→ **Task requirements**: Where an entry below contains an image, skip the image and copy the rest exactly.
[Start of section]
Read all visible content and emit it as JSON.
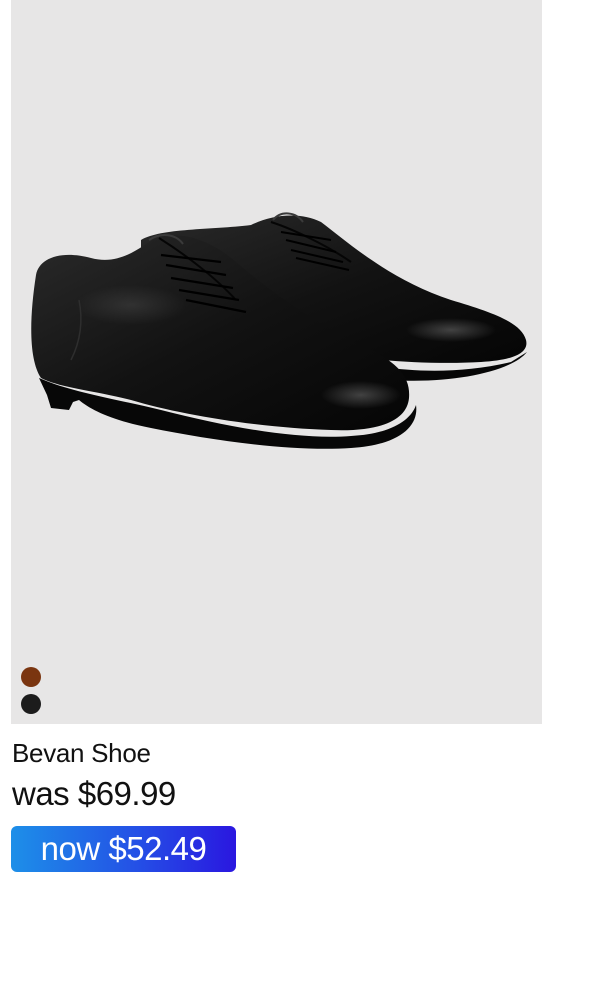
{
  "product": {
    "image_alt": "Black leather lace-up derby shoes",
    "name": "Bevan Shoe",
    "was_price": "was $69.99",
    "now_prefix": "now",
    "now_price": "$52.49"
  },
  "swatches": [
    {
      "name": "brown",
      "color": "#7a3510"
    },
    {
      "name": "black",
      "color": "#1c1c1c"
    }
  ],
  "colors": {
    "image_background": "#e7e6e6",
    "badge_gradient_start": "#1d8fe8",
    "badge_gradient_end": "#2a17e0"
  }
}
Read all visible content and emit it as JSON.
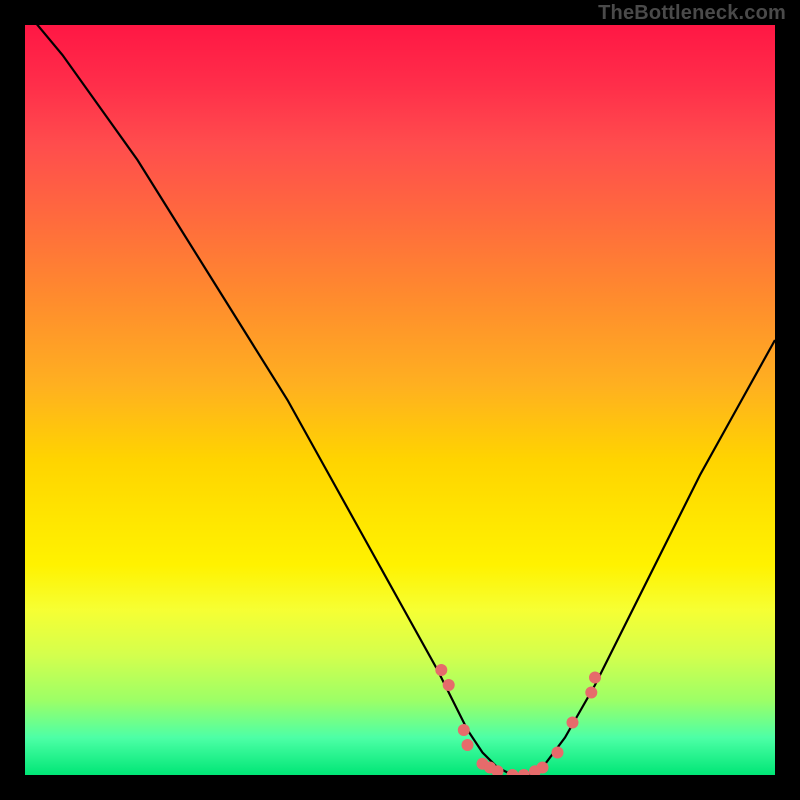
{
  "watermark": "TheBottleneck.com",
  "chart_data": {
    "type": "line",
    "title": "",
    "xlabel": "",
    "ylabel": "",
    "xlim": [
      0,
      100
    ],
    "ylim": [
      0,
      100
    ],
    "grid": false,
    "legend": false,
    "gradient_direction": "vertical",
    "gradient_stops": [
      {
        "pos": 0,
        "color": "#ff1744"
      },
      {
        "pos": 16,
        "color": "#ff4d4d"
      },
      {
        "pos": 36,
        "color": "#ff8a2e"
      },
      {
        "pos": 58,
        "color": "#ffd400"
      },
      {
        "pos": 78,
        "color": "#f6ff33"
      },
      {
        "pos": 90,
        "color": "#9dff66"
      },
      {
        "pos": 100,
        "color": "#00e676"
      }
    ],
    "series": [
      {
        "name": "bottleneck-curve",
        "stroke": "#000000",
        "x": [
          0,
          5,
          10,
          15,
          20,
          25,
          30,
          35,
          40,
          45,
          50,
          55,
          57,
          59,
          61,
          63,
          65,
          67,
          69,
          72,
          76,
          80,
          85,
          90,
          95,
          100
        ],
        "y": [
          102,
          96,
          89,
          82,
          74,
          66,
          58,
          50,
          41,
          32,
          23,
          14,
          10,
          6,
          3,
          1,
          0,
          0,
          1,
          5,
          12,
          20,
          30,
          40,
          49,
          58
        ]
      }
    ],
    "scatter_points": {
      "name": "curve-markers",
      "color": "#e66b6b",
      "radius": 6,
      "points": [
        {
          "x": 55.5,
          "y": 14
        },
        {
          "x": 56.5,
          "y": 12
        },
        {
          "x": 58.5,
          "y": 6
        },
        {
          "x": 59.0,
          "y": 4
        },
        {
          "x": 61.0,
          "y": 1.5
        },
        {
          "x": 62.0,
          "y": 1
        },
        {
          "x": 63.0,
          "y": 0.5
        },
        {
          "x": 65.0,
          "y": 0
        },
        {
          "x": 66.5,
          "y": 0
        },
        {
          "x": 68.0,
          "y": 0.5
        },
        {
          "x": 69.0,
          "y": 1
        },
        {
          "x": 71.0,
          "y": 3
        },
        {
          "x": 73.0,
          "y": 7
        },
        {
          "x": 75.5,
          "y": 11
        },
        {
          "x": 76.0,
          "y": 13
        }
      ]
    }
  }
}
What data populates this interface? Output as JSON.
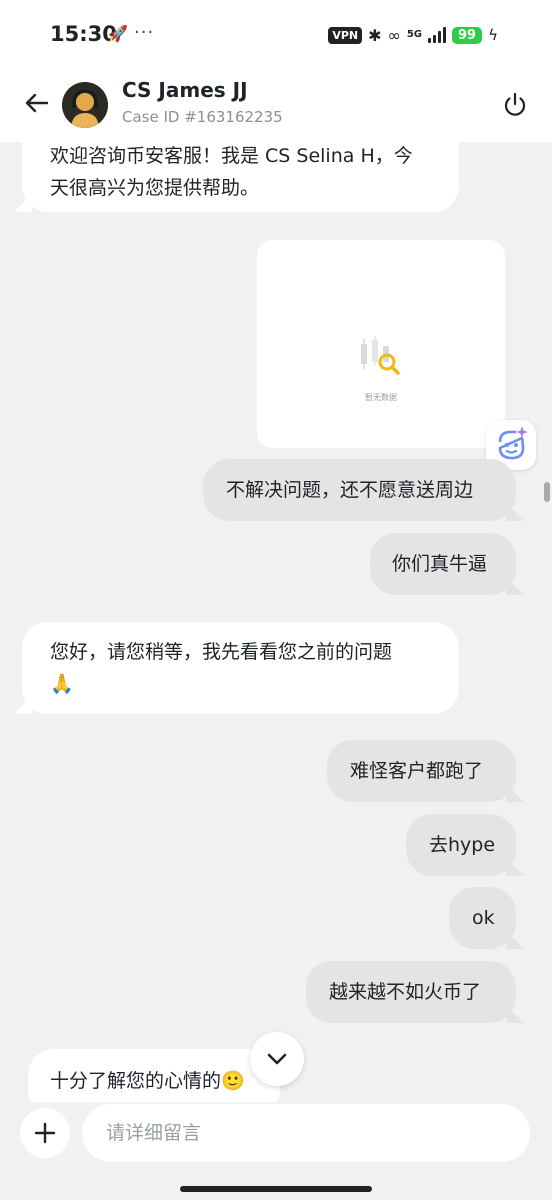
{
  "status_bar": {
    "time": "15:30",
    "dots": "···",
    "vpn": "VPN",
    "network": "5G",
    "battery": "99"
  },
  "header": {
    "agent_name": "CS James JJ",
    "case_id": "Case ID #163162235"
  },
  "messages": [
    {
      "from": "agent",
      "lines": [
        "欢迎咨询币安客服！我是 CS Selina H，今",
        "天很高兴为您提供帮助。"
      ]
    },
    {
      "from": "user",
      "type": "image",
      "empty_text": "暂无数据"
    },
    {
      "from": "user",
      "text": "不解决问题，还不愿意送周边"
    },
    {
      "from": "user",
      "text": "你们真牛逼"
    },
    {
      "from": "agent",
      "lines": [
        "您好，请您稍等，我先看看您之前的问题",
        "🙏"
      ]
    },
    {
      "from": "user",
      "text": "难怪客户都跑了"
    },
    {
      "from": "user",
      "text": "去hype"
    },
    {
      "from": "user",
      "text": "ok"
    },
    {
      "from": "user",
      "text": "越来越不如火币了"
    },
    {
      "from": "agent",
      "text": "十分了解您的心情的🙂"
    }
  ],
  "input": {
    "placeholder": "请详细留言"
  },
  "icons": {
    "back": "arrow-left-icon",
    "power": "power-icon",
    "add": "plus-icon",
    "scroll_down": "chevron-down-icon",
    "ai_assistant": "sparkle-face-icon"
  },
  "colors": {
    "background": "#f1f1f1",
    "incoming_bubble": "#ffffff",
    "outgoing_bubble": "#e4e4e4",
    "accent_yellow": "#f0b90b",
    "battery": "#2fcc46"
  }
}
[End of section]
→ **Solved exercise**:
Read all visible content and emit it as JSON.
{
  "product": {
    "image_alt": "Black leather lace-up derby shoes",
    "name": "Bevan Shoe",
    "was_price": "was $69.99",
    "now_prefix": "now",
    "now_price": "$52.49"
  },
  "swatches": [
    {
      "name": "brown",
      "color": "#7a3510"
    },
    {
      "name": "black",
      "color": "#1c1c1c"
    }
  ],
  "colors": {
    "image_background": "#e7e6e6",
    "badge_gradient_start": "#1d8fe8",
    "badge_gradient_end": "#2a17e0"
  }
}
Read all visible content and emit it as JSON.
{
  "watermark": "TheBottleneck.com",
  "chart_data": {
    "type": "line",
    "title": "",
    "xlabel": "",
    "ylabel": "",
    "xlim": [
      0,
      100
    ],
    "ylim": [
      0,
      100
    ],
    "grid": false,
    "legend": false,
    "gradient_direction": "vertical",
    "gradient_stops": [
      {
        "pos": 0,
        "color": "#ff1744"
      },
      {
        "pos": 16,
        "color": "#ff4d4d"
      },
      {
        "pos": 36,
        "color": "#ff8a2e"
      },
      {
        "pos": 58,
        "color": "#ffd400"
      },
      {
        "pos": 78,
        "color": "#f6ff33"
      },
      {
        "pos": 90,
        "color": "#9dff66"
      },
      {
        "pos": 100,
        "color": "#00e676"
      }
    ],
    "series": [
      {
        "name": "bottleneck-curve",
        "stroke": "#000000",
        "x": [
          0,
          5,
          10,
          15,
          20,
          25,
          30,
          35,
          40,
          45,
          50,
          55,
          57,
          59,
          61,
          63,
          65,
          67,
          69,
          72,
          76,
          80,
          85,
          90,
          95,
          100
        ],
        "y": [
          102,
          96,
          89,
          82,
          74,
          66,
          58,
          50,
          41,
          32,
          23,
          14,
          10,
          6,
          3,
          1,
          0,
          0,
          1,
          5,
          12,
          20,
          30,
          40,
          49,
          58
        ]
      }
    ],
    "scatter_points": {
      "name": "curve-markers",
      "color": "#e66b6b",
      "radius": 6,
      "points": [
        {
          "x": 55.5,
          "y": 14
        },
        {
          "x": 56.5,
          "y": 12
        },
        {
          "x": 58.5,
          "y": 6
        },
        {
          "x": 59.0,
          "y": 4
        },
        {
          "x": 61.0,
          "y": 1.5
        },
        {
          "x": 62.0,
          "y": 1
        },
        {
          "x": 63.0,
          "y": 0.5
        },
        {
          "x": 65.0,
          "y": 0
        },
        {
          "x": 66.5,
          "y": 0
        },
        {
          "x": 68.0,
          "y": 0.5
        },
        {
          "x": 69.0,
          "y": 1
        },
        {
          "x": 71.0,
          "y": 3
        },
        {
          "x": 73.0,
          "y": 7
        },
        {
          "x": 75.5,
          "y": 11
        },
        {
          "x": 76.0,
          "y": 13
        }
      ]
    }
  }
}
What data populates this interface? Output as JSON.
{
  "status_bar": {
    "time": "15:30",
    "dots": "···",
    "vpn": "VPN",
    "network": "5G",
    "battery": "99"
  },
  "header": {
    "agent_name": "CS James JJ",
    "case_id": "Case ID #163162235"
  },
  "messages": [
    {
      "from": "agent",
      "lines": [
        "欢迎咨询币安客服！我是 CS Selina H，今",
        "天很高兴为您提供帮助。"
      ]
    },
    {
      "from": "user",
      "type": "image",
      "empty_text": "暂无数据"
    },
    {
      "from": "user",
      "text": "不解决问题，还不愿意送周边"
    },
    {
      "from": "user",
      "text": "你们真牛逼"
    },
    {
      "from": "agent",
      "lines": [
        "您好，请您稍等，我先看看您之前的问题",
        "🙏"
      ]
    },
    {
      "from": "user",
      "text": "难怪客户都跑了"
    },
    {
      "from": "user",
      "text": "去hype"
    },
    {
      "from": "user",
      "text": "ok"
    },
    {
      "from": "user",
      "text": "越来越不如火币了"
    },
    {
      "from": "agent",
      "text": "十分了解您的心情的🙂"
    }
  ],
  "input": {
    "placeholder": "请详细留言"
  },
  "icons": {
    "back": "arrow-left-icon",
    "power": "power-icon",
    "add": "plus-icon",
    "scroll_down": "chevron-down-icon",
    "ai_assistant": "sparkle-face-icon"
  },
  "colors": {
    "background": "#f1f1f1",
    "incoming_bubble": "#ffffff",
    "outgoing_bubble": "#e4e4e4",
    "accent_yellow": "#f0b90b",
    "battery": "#2fcc46"
  }
}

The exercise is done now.